Through four games, all of the above has been borne out, more or less. The Flyers have had the narrow advantage in five-on-five shot attempts, firing 51.3 percent of the shots (50.2 if you score-adjust, per war-on-ice.com), but the Caps have caved in the Flyers on special teams, have shot 11.5 percent overall (compared to Philly's 3.4) and Braden Holtby has been nearly unbeatable, while Dave Hakstol's club has ditched starter Steve Mason for perennial back-up Michal Neuvirth.

The result has been a 3-1 series lead for Washington that's pretty fairly reflective of the overall run of play.

But while the Flyers have taken 51.3 percent of the five-on-five shot attempts, the Caps have had the more dangerous chances. Per WOI, Washington has a 43-36 edge in high-danger scoring chances at fives, and a 96-87 lead in five-on-five scoring chances overall (i.e. high- and not-as-high-danger). And who's doing the damage? Pretty much the guys you'd want doing it:

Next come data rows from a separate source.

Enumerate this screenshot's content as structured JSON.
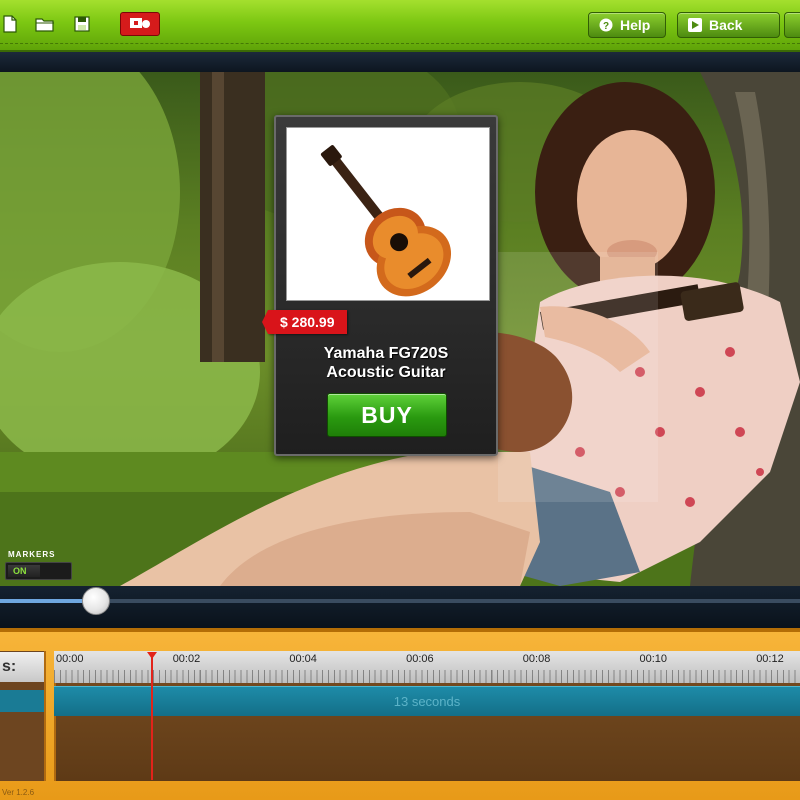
{
  "toolbar": {
    "icons": [
      "new-file-icon",
      "open-folder-icon",
      "save-icon",
      "presentation-icon"
    ],
    "help_label": "Help",
    "back_label": "Back"
  },
  "product": {
    "price": "$ 280.99",
    "name_line1": "Yamaha FG720S",
    "name_line2": "Acoustic Guitar",
    "buy_label": "BUY"
  },
  "markers": {
    "label": "MARKERS",
    "state": "ON"
  },
  "player": {
    "progress": 0.12
  },
  "timeline": {
    "left_label": "s:",
    "ticks": [
      "00:00",
      "00:02",
      "00:04",
      "00:06",
      "00:08",
      "00:10",
      "00:12"
    ],
    "clip_label": "13 seconds",
    "version": "Ver 1.2.6"
  },
  "colors": {
    "toolbar_green": "#7cc712",
    "buy_green": "#2a9a10",
    "price_red": "#d9141a",
    "timeline_orange": "#f2a728",
    "clip_teal": "#1a7b95",
    "playhead_red": "#e2231a"
  }
}
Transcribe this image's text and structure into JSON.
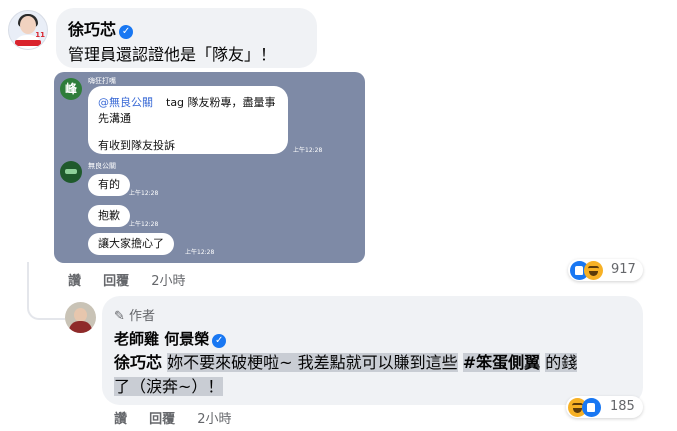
{
  "comment1": {
    "avatar_number": "11",
    "author": "徐巧芯",
    "text": "管理員還認證他是「隊友」！",
    "actions": {
      "like": "讚",
      "reply": "回覆",
      "time": "2小時"
    },
    "reaction_count": "917"
  },
  "line_chat": {
    "group_avatar_text": "峰",
    "sender1": "嗨狂打嘴",
    "msg1_mention": "@無良公關",
    "msg1_line1": "tag 隊友粉專，盡量事",
    "msg1_line2": "先溝通",
    "msg1_line3": "有收到隊友投訴",
    "time": "上午12:28",
    "sender2": "無良公關",
    "msg2": "有的",
    "msg3": "抱歉",
    "msg4": "讓大家擔心了"
  },
  "reply1": {
    "author_badge": "作者",
    "author": "老師雞 何景榮",
    "mention": "徐巧芯",
    "text1": "妳不要來破梗啦~ 我差點就可以賺到這些",
    "hashtag": "#笨蛋側翼",
    "text2": "的錢",
    "text3": "了（淚奔~）！",
    "actions": {
      "like": "讚",
      "reply": "回覆",
      "time": "2小時"
    },
    "reaction_count": "185"
  },
  "colors": {
    "accent": "#1877f2",
    "bubble": "#f0f2f5",
    "secondary_text": "#65676b",
    "line_bg": "#7e8aa6"
  }
}
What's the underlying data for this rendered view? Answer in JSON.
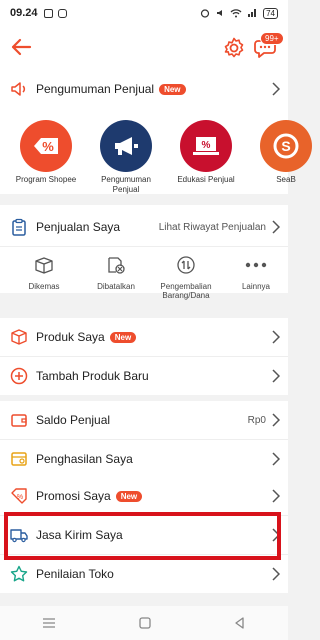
{
  "status_bar": {
    "time": "09.24",
    "battery": "74"
  },
  "app_bar": {
    "chat_badge": "99+"
  },
  "announcement": {
    "label": "Pengumuman Penjual",
    "badge": "New"
  },
  "shortcuts": [
    {
      "label": "Program Shopee",
      "icon": "percent-tag-icon",
      "color": "#ee4d2d"
    },
    {
      "label": "Pengumuman Penjual",
      "icon": "megaphone-icon",
      "color": "#1e3a6e"
    },
    {
      "label": "Edukasi Penjual",
      "icon": "laptop-percent-icon",
      "color": "#c8102e"
    },
    {
      "label": "SeaB",
      "icon": "seabank-icon",
      "color": "#e8632a"
    }
  ],
  "sales": {
    "label": "Penjualan Saya",
    "history_link": "Lihat Riwayat Penjualan",
    "statuses": [
      {
        "label": "Dikemas",
        "icon": "box-icon"
      },
      {
        "label": "Dibatalkan",
        "icon": "cancelled-icon"
      },
      {
        "label": "Pengembalian Barang/Dana",
        "icon": "return-icon"
      },
      {
        "label": "Lainnya",
        "icon": "more-icon"
      }
    ]
  },
  "products": {
    "my_products": "Produk Saya",
    "my_products_badge": "New",
    "add_product": "Tambah Produk Baru"
  },
  "finance": {
    "balance_label": "Saldo Penjual",
    "balance_value": "Rp0",
    "income_label": "Penghasilan Saya"
  },
  "menu": {
    "promotion": "Promosi Saya",
    "promotion_badge": "New",
    "shipping": "Jasa Kirim Saya",
    "shop_rating": "Penilaian Toko"
  },
  "colors": {
    "brand": "#ee4d2d",
    "highlight": "#d8121b"
  }
}
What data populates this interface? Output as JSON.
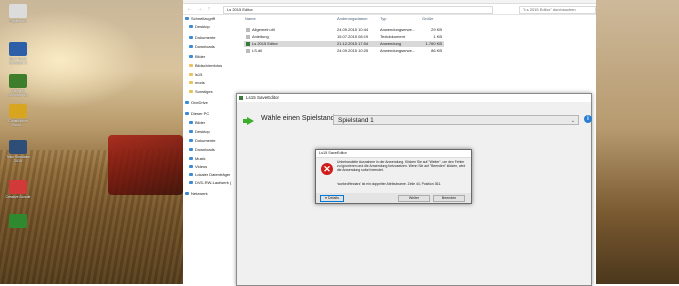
{
  "desktop": {
    "icons": [
      {
        "label": "Papierkorb",
        "color": "#dcdcdc"
      },
      {
        "label": "Euro Truck Simulator 2",
        "color": "#2d5fa8"
      },
      {
        "label": "Farming Simulator 15",
        "color": "#3d7d2b"
      },
      {
        "label": "Construction Simul...",
        "color": "#d8a520"
      },
      {
        "label": "Train Simulator 2015",
        "color": "#2f4e77"
      },
      {
        "label": "Creative Bundle",
        "color": "#d23a3a"
      },
      {
        "label": "",
        "color": "#2f8a2f"
      }
    ]
  },
  "explorer": {
    "path": "Ls 2015 Editor",
    "search_placeholder": "\"Ls 2015 Editor\" durchsuchen",
    "nav_buttons": "← → ↑",
    "nav_items": [
      {
        "label": "Schnellzugriff",
        "kind": "star"
      },
      {
        "label": "Desktop",
        "kind": "pc"
      },
      {
        "label": "Dokumente",
        "kind": "pc"
      },
      {
        "label": "Downloads",
        "kind": "pc"
      },
      {
        "label": "Bilder",
        "kind": "pc"
      },
      {
        "label": "Bildschirmfotos",
        "kind": "folder"
      },
      {
        "label": "ls15",
        "kind": "folder"
      },
      {
        "label": "mods",
        "kind": "folder"
      },
      {
        "label": "Sonstiges",
        "kind": "folder"
      },
      {
        "label": "OneDrive",
        "kind": "pc"
      },
      {
        "label": "Dieser PC",
        "kind": "pc"
      },
      {
        "label": "Bilder",
        "kind": "pc"
      },
      {
        "label": "Desktop",
        "kind": "pc"
      },
      {
        "label": "Dokumente",
        "kind": "pc"
      },
      {
        "label": "Downloads",
        "kind": "pc"
      },
      {
        "label": "Musik",
        "kind": "pc"
      },
      {
        "label": "Videos",
        "kind": "pc"
      },
      {
        "label": "Lokaler Datenträger",
        "kind": "pc"
      },
      {
        "label": "DVD-RW-Laufwerk (",
        "kind": "pc"
      },
      {
        "label": "Netzwerk",
        "kind": "pc"
      }
    ],
    "columns": {
      "name": "Name",
      "date": "Änderungsdatum",
      "type": "Typ",
      "size": "Größe"
    },
    "files": [
      {
        "name": "Allgemein.dll",
        "date": "24.09.2015 10:44",
        "type": "Anwendungserwe...",
        "size": "29 KB"
      },
      {
        "name": "Anleitung",
        "date": "15.07.2015 08:19",
        "type": "Textdokument",
        "size": "1 KB"
      },
      {
        "name": "Ls 2015 Editor",
        "date": "21.12.2015 17:04",
        "type": "Anwendung",
        "size": "1.760 KB"
      },
      {
        "name": "LS.dll",
        "date": "24.09.2015 10:25",
        "type": "Anwendungserwe...",
        "size": "86 KB"
      }
    ]
  },
  "editor": {
    "title": "Ls15 SaveEditor",
    "prompt": "Wähle einen Spielstand:",
    "selected_savegame": "Spielstand 1",
    "info_glyph": "i"
  },
  "dialog": {
    "title": "Ls15 SaveEditor",
    "message": "Unbehandelte Ausnahme in der Anwendung. Klicken Sie auf \"Weiter\", um den Fehler zu ignorieren und die Anwendung fortzusetzen. Wenn Sie auf \"Beenden\" klicken, wird die Anwendung sofort beendet.",
    "detail": "'workedHectars' ist ein doppelter Attributname. Zeile 44, Position 361.",
    "details_button": "Details",
    "continue_button": "Weiter",
    "quit_button": "Beenden",
    "error_glyph": "✕"
  }
}
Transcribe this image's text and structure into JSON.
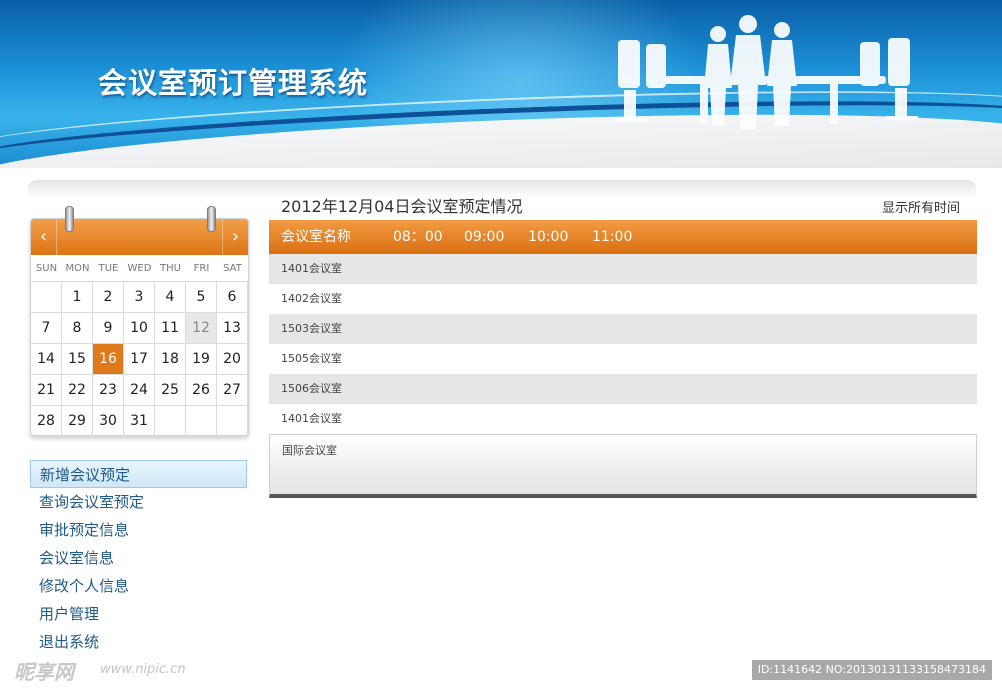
{
  "header": {
    "app_title": "会议室预订管理系统"
  },
  "calendar": {
    "prev_label": "‹",
    "next_label": "›",
    "weekdays": [
      "SUN",
      "MON",
      "TUE",
      "WED",
      "THU",
      "FRI",
      "SAT"
    ],
    "weeks": [
      [
        "",
        "1",
        "2",
        "3",
        "4",
        "5",
        "6"
      ],
      [
        "7",
        "8",
        "9",
        "10",
        "11",
        "12",
        "13"
      ],
      [
        "14",
        "15",
        "16",
        "17",
        "18",
        "19",
        "20"
      ],
      [
        "21",
        "22",
        "23",
        "24",
        "25",
        "26",
        "27"
      ],
      [
        "28",
        "29",
        "30",
        "31",
        "",
        "",
        ""
      ]
    ],
    "highlighted_day": "12",
    "selected_day": "16",
    "accent_color": "#de7a1c"
  },
  "menu": {
    "items": [
      {
        "label": "新增会议预定",
        "active": true
      },
      {
        "label": "查询会议室预定",
        "active": false
      },
      {
        "label": "审批预定信息",
        "active": false
      },
      {
        "label": "会议室信息",
        "active": false
      },
      {
        "label": "修改个人信息",
        "active": false
      },
      {
        "label": "用户管理",
        "active": false
      },
      {
        "label": "退出系统",
        "active": false
      }
    ]
  },
  "schedule": {
    "title": "2012年12月04日会议室预定情况",
    "show_all_label": "显示所有时间",
    "header": {
      "room_col": "会议室名称",
      "times": [
        "08：00",
        "09:00",
        "10:00",
        "11:00"
      ]
    },
    "rooms": [
      "1401会议室",
      "1402会议室",
      "1503会议室",
      "1505会议室",
      "1506会议室",
      "1401会议室",
      "国际会议室"
    ],
    "header_color": "#de7a1c"
  },
  "watermark": {
    "logo": "昵享网",
    "url": "www.nipic.cn",
    "id_text": "ID:1141642 NO:20130131133158473184"
  }
}
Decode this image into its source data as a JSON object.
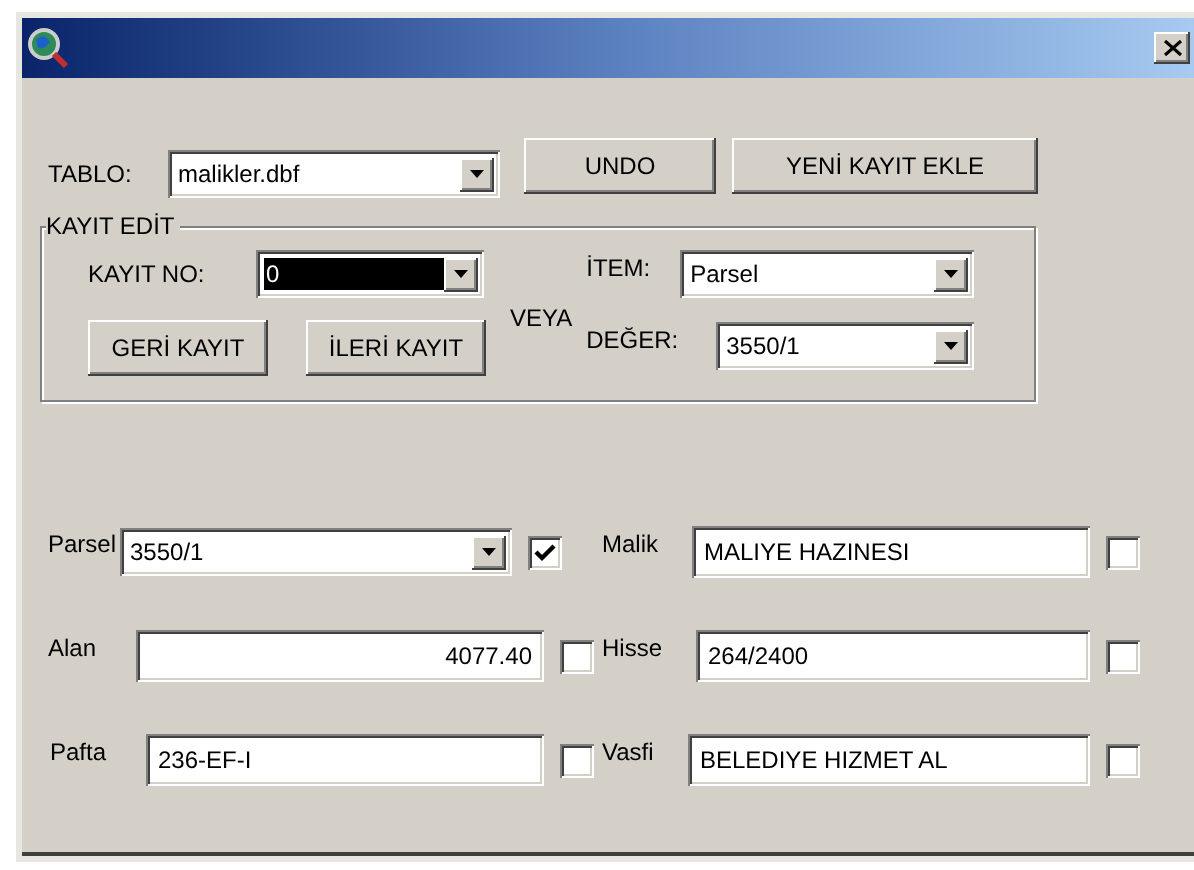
{
  "table_select": {
    "label": "TABLO:",
    "value": "malikler.dbf"
  },
  "buttons": [
    "UNDO",
    "YENİ KAYIT EKLE"
  ],
  "record_edit": {
    "title": "KAYIT EDİT",
    "record_no": {
      "label": "KAYIT NO:",
      "value": "0",
      "selected": true
    },
    "nav_buttons": [
      "GERİ KAYIT",
      "İLERİ KAYIT"
    ],
    "or_label": "VEYA",
    "item": {
      "label": "İTEM:",
      "value": "Parsel"
    },
    "value_field": {
      "label": "DEĞER:",
      "value": "3550/1"
    }
  },
  "fields": [
    {
      "label": "Parsel",
      "value": "3550/1",
      "kind": "combo",
      "checked": true
    },
    {
      "label": "Malik",
      "value": "MALIYE HAZINESI",
      "kind": "text",
      "checked": false
    },
    {
      "label": "Alan",
      "value": "4077.40",
      "kind": "number",
      "checked": false
    },
    {
      "label": "Hisse",
      "value": "264/2400",
      "kind": "text",
      "checked": false
    },
    {
      "label": "Pafta",
      "value": "236-EF-I",
      "kind": "text",
      "checked": false
    },
    {
      "label": "Vasfi",
      "value": "BELEDIYE HIZMET AL",
      "kind": "text",
      "checked": false
    }
  ]
}
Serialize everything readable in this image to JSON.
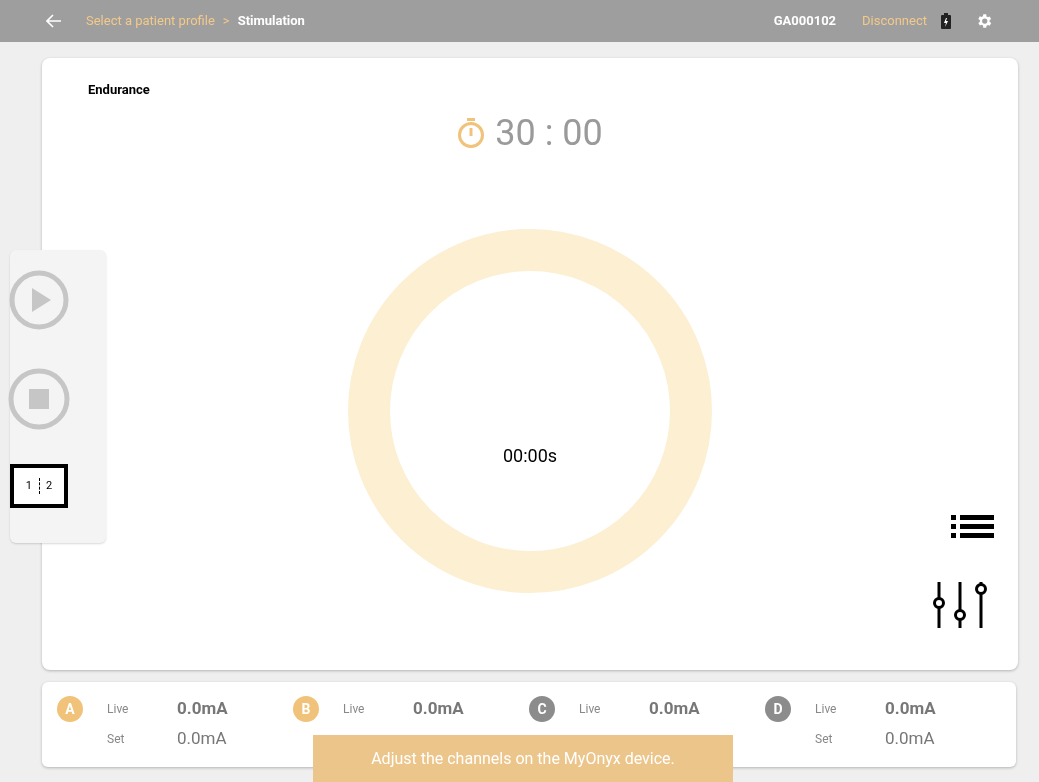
{
  "top_bar": {
    "breadcrumb": [
      {
        "label": "Select a patient profile",
        "selected": false
      },
      {
        "label": "Stimulation",
        "selected": true
      }
    ],
    "separator": ">",
    "device_id": "GA000102",
    "disconnect": "Disconnect"
  },
  "program": {
    "name": "Endurance",
    "timer": "30 : 00",
    "elapsed": "00:00s"
  },
  "side_panel": {
    "split_labels": [
      "1",
      "2"
    ]
  },
  "channels": [
    {
      "letter": "A",
      "color": "#f0c27a",
      "live_label": "Live",
      "live": "0.0mA",
      "set_label": "Set",
      "set": "0.0mA"
    },
    {
      "letter": "B",
      "color": "#f0c27a",
      "live_label": "Live",
      "live": "0.0mA"
    },
    {
      "letter": "C",
      "color": "#8c8c8c",
      "live_label": "Live",
      "live": "0.0mA"
    },
    {
      "letter": "D",
      "color": "#8c8c8c",
      "live_label": "Live",
      "live": "0.0mA",
      "set_label": "Set",
      "set": "0.0mA"
    }
  ],
  "toast": "Adjust the channels on the MyOnyx device."
}
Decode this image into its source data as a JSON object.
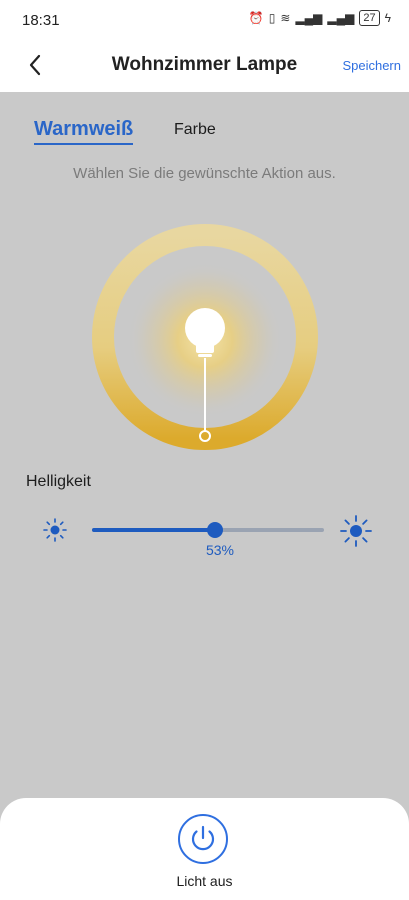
{
  "status_bar": {
    "time": "18:31",
    "battery": "27",
    "icons": [
      "alarm-icon",
      "vibrate-icon",
      "wifi-icon",
      "signal-icon",
      "signal-icon",
      "charging-icon"
    ]
  },
  "header": {
    "title": "Wohnzimmer Lampe",
    "save_label": "Speichern"
  },
  "tabs": [
    {
      "label": "Warmweiß",
      "active": true
    },
    {
      "label": "Farbe",
      "active": false
    }
  ],
  "hint": "Wählen Sie die gewünschte Aktion aus.",
  "brightness": {
    "label": "Helligkeit",
    "value_percent": 53,
    "value_text": "53%"
  },
  "power": {
    "label": "Licht aus"
  },
  "colors": {
    "accent": "#2f6fe0",
    "ring_warm": "#e2b93a",
    "ring_light": "#e9d69f",
    "background": "#c9c9c9"
  }
}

Individual Chances

Those are all the players in the series with more than five individual scoring chances through four games (yes, the top-five are Caps). Of particular note, the top-two skaters in the series in terms of individual five-on-five high-danger scoring chances - Evgeny Kuznetsov and Justin Williams - have combined for... no goals at five-a-side. Yet.

Now, some of those numbers came during the furious third-period comeback attempt in Game 4 that came up just short (Washington had a 14-3 edge in scoring chances over the final twenty minutes, 4-2 in high-danger changes), and indeed their 31-6 Corsi blitz in that final stanza narrowed the series gap in that metric considerably as well. But even accounting for score effects, what we've seen (over a small sample) is precisely what we'd thought: that even if the Flyers can outshoot the Caps, the Caps' shots - by virtue of the shooters and locations - can more than make up for the difference... and that's without considering special teams.

The Caps are now, as they were before the series, the better of these two teams. That the Flyers were able to split at home doesn't change that, and shouldn't be particularly concerning to Caps fans.